Perhaps the greatest legacy of Cat Mobley in Clips Nation is the very fact that he signed with the Clippers at all. In the summer of 2005, the Clippers were desperate for a shooting guard. Quinten Richardson had been allowed to leave in the vain pursuit of Kobe Bryant the year before. The Kerry Kittles experiment didn't really work out. In summer 2005, Ray Allen was never really an option. But the second best shooting guard on the market that summer was Cuttino Mobley. There are some who think that the Clippers overpaid for Mobley when they signed him to a 5/$42M contract - I disagree. Or perhaps it's a semantic issue - it's certainly a lot of money, but it was the going rate for a starting wing. Don't forget that Mobley was essentially replacing Bobby Simmons on the wing. Simmons signed for 5/$47M, so don't tell me Mobley was overpaid.
More importantly, Cuttino Mobley was the first significant external free agent signing in the history of the Clippers. Prior to Mobley, the team had never convinced a single NBA starter to take their money. By his very act of signing, combined with his veteran leadership and that of Sam Cassell, the Clippers franchise began to change. As a direct result, the team made the playoffs and won a playoff series that season. Since Mobley's signing, the Clippers have behaved more like an NBA franchise - they pursue free agents every summer, and they even sign one from time to time. I don't think that Baron Davis would be a Clipper today if Cat Mobley had not signed with the team in 2005.

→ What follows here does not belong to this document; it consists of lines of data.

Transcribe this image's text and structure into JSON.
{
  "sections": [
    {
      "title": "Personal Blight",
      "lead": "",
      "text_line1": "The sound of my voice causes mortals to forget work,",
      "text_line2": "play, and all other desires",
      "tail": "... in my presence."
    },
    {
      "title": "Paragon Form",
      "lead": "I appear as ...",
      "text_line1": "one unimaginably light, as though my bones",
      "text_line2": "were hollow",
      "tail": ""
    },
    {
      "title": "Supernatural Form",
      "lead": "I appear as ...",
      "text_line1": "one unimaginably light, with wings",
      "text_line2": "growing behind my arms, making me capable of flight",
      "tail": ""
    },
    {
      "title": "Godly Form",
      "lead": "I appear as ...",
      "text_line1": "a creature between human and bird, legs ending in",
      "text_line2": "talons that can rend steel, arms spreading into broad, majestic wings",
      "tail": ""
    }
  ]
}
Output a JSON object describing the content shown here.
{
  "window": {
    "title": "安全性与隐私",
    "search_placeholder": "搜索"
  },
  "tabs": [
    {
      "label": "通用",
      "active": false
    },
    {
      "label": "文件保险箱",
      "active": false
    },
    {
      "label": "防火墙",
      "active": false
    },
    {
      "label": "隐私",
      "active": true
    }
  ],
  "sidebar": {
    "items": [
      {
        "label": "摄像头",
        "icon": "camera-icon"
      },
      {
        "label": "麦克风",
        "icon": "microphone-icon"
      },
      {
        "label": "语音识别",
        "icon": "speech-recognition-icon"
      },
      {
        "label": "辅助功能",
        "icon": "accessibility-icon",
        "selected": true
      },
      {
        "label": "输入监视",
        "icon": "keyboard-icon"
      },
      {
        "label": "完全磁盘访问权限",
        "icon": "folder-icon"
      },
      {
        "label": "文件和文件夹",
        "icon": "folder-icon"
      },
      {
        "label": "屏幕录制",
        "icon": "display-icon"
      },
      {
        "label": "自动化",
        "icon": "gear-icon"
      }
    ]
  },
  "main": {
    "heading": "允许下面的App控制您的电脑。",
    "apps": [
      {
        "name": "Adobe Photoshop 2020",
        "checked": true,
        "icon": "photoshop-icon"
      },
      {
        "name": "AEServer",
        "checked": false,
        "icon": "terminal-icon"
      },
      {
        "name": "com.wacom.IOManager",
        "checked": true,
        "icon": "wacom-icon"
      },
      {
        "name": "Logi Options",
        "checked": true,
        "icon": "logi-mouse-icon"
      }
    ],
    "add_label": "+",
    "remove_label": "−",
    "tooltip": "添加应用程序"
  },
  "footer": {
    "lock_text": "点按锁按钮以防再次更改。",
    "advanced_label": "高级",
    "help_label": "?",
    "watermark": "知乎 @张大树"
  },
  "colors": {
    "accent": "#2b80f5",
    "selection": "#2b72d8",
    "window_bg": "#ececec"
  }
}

In the final analysis, this trade has seemingly worked out well for all involved. The Clippers got a talented young player in Zach Randolph. Cat Mobley got valuable medical advice that could be saving his life (of course we'll never really know about that, but the stories of Gathers and Lewis tell us what can happen). The fact that he was traded to the Knicks, a franchise that had recently dealt with the heart condition of Eddy Curry, was probably significant as well. And given that the Knicks made the move primarily to clear cap space in 2010, it works out fine for them. After all, Donnie Walsh went forward with the trade even after the preliminary examinations revealed a potential problem.
In sports, we occasionally talk about the win-win trade where both teams benefit. But this is the first one I know of that may have saved a player's life.